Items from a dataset

===============

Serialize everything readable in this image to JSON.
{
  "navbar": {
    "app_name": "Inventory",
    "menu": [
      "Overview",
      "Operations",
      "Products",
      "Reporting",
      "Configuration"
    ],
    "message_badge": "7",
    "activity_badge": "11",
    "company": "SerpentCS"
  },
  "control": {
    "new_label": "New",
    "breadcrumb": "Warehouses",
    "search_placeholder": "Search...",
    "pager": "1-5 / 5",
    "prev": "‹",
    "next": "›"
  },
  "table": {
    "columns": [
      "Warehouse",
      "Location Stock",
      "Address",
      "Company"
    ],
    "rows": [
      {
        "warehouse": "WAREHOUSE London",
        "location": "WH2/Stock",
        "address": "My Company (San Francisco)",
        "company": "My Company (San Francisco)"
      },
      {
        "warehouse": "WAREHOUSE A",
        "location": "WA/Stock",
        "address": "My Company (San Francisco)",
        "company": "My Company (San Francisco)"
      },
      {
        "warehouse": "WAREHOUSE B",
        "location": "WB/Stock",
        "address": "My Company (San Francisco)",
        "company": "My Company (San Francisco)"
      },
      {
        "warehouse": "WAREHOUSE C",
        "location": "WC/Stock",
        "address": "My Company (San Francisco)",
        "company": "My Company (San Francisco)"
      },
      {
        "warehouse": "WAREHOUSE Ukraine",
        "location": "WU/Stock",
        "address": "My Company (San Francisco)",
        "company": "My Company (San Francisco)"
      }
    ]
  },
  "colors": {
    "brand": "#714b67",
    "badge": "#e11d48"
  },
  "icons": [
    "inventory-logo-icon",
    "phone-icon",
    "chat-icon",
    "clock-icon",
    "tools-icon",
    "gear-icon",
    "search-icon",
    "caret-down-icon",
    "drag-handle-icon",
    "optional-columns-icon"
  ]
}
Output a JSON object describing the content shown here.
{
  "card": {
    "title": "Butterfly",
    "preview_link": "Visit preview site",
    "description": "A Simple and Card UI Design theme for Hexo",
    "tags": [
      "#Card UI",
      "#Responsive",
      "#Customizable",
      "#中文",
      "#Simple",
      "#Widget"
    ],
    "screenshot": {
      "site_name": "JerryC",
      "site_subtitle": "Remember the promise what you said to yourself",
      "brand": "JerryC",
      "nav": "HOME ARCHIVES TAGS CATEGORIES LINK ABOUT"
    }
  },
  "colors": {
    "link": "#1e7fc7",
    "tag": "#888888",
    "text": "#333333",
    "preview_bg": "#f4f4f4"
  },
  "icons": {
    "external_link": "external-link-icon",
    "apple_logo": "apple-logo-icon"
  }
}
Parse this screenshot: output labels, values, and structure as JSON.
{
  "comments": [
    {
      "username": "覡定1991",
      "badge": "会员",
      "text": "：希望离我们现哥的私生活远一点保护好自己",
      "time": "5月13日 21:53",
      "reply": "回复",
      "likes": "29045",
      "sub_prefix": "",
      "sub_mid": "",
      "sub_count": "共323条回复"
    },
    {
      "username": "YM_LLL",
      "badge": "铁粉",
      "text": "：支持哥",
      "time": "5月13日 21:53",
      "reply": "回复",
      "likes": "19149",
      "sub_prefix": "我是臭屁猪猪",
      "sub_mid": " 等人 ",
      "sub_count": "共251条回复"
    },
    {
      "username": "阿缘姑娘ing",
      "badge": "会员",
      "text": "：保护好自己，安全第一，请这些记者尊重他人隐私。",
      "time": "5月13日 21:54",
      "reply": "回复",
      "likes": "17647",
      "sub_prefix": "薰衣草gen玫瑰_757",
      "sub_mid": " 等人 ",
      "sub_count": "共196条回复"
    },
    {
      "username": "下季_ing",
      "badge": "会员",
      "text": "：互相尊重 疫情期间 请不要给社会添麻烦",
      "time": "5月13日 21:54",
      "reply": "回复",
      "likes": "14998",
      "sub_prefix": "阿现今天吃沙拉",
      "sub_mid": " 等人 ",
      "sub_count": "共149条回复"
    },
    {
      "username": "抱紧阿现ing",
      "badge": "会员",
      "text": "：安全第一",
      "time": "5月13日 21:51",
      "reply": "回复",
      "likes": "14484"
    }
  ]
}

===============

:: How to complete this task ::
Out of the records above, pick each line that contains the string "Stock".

:: Exercise output ::
      "Location Stock",
        "location": "WH2/Stock",
        "location": "WA/Stock",
        "location": "WB/Stock",
        "location": "WC/Stock",
        "location": "WU/Stock",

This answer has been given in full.